- [TASK DETAILS] Pull out every line below that holds the word "reading".
[[ EXCERPTED RECORDS, beginning ]]
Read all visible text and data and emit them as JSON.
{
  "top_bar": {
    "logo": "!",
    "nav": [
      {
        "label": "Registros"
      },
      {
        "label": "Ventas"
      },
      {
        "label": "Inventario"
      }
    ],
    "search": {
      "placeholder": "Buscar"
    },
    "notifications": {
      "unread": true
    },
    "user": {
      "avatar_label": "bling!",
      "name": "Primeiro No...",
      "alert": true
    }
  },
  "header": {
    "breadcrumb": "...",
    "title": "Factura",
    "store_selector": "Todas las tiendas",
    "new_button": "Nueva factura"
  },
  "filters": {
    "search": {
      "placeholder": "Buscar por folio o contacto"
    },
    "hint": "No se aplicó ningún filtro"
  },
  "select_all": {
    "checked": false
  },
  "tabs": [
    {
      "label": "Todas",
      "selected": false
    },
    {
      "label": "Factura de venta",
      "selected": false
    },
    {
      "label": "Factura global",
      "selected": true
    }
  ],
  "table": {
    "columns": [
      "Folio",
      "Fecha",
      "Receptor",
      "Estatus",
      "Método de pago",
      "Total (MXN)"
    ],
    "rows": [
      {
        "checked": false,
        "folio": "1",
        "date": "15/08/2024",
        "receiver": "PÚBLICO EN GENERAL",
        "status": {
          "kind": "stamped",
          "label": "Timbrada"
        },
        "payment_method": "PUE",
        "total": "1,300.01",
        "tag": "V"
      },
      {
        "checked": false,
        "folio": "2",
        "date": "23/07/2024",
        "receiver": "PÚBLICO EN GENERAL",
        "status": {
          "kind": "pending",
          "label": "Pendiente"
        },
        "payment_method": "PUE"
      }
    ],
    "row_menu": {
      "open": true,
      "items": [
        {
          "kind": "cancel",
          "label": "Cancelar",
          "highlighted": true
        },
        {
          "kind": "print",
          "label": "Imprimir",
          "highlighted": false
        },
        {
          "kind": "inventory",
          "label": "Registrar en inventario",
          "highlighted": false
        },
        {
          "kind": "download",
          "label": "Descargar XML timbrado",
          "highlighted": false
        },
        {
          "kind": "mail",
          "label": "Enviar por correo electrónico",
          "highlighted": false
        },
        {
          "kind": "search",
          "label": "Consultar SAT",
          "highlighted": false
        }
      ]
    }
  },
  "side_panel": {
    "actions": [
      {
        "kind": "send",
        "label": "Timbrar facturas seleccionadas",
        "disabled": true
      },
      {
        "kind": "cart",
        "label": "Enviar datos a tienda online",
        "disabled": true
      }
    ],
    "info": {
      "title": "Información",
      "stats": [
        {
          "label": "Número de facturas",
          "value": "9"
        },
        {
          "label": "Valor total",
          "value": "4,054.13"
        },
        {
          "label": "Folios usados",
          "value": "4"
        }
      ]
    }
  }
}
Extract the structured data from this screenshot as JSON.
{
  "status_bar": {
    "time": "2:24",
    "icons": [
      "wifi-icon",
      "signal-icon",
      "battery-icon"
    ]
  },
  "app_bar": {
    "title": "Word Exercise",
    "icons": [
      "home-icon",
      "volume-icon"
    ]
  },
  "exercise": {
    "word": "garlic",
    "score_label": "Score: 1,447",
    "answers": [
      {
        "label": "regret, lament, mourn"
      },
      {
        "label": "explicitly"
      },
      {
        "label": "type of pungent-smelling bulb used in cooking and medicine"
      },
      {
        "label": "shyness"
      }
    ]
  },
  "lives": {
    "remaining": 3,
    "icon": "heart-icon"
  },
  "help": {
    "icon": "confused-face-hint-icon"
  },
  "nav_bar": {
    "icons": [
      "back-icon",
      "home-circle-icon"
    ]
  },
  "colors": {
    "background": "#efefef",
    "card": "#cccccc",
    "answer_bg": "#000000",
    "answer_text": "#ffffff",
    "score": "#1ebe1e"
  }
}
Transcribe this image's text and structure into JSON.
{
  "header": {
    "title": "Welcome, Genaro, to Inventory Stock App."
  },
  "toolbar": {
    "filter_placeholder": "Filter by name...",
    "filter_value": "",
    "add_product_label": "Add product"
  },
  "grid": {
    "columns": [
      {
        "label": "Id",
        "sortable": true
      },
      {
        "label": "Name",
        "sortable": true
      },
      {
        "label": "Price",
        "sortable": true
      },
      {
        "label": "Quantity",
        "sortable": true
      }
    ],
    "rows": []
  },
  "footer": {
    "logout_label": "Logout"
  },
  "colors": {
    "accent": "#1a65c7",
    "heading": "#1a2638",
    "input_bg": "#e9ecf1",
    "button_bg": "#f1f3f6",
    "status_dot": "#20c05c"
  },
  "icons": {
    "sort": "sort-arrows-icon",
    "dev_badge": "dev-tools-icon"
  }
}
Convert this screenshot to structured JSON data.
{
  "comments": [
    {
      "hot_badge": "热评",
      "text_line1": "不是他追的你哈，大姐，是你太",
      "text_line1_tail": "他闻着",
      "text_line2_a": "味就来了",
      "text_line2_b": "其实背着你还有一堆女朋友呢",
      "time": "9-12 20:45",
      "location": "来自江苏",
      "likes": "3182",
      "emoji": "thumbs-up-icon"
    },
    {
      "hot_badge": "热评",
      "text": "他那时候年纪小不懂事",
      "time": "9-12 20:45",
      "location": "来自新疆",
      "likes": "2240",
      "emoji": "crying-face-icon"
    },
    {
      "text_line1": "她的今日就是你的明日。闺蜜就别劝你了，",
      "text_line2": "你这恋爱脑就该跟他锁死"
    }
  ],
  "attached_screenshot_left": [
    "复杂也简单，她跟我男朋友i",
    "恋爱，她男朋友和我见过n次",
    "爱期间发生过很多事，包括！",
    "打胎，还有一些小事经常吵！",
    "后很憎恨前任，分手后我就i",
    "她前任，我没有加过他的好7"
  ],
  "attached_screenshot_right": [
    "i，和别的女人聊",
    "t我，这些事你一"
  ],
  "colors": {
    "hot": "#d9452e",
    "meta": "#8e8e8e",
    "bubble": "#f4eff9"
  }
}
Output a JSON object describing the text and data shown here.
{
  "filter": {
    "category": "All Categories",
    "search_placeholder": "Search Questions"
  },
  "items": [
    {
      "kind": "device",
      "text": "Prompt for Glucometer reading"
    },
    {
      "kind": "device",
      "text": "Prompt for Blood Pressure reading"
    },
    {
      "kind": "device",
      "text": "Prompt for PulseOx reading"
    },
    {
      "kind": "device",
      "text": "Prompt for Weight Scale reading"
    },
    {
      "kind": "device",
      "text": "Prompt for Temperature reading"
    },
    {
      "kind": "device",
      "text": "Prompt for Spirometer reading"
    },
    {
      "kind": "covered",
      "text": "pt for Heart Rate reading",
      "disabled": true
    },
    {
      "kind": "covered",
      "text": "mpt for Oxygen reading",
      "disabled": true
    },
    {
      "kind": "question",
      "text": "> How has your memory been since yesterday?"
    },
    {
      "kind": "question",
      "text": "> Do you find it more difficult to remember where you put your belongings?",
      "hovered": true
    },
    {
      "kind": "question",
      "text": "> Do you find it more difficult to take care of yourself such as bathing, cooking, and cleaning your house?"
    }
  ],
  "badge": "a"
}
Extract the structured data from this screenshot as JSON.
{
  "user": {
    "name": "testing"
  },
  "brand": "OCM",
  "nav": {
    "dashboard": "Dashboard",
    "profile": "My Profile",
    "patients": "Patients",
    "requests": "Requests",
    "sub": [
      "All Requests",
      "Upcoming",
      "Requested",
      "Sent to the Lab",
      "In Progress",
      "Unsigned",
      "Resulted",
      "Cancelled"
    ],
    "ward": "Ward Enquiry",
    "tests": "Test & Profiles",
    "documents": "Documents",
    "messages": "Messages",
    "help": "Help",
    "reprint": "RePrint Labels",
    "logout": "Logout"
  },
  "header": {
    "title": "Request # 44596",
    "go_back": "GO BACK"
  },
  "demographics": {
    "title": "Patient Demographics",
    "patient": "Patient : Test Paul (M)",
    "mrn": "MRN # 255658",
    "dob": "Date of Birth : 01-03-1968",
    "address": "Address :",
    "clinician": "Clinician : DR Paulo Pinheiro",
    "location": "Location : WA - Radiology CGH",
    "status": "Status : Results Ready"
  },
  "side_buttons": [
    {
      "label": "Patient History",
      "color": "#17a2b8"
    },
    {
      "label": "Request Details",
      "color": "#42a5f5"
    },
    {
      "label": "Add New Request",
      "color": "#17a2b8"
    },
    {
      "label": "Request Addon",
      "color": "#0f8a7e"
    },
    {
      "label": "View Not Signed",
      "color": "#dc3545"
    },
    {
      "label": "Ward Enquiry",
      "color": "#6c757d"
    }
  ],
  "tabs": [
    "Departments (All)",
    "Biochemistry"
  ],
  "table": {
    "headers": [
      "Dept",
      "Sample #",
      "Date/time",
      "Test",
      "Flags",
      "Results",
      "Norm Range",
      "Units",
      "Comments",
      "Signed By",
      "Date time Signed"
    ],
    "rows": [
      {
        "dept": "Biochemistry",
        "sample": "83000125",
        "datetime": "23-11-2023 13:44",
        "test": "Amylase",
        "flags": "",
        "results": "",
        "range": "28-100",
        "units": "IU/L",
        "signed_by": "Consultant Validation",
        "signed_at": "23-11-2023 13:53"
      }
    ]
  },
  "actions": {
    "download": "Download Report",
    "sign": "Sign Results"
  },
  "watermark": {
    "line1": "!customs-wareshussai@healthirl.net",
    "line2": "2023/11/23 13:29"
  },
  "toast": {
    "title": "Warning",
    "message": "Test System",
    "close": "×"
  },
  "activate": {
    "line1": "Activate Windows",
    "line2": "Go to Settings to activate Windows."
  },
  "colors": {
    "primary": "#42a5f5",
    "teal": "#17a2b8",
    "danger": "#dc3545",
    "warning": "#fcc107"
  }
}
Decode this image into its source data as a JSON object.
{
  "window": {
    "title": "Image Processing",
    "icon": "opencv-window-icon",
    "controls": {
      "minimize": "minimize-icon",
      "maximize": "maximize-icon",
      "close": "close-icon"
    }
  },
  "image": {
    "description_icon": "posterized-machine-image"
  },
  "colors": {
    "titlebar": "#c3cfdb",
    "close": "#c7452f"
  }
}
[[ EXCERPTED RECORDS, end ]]
- [ANSWER FOR THE TASK]
      "text": "Prompt for Glucometer reading"
      "text": "Prompt for Blood Pressure reading"
      "text": "Prompt for PulseOx reading"
      "text": "Prompt for Weight Scale reading"
      "text": "Prompt for Temperature reading"
      "text": "Prompt for Spirometer reading"
      "text": "pt for Heart Rate reading",
      "text": "mpt for Oxygen reading",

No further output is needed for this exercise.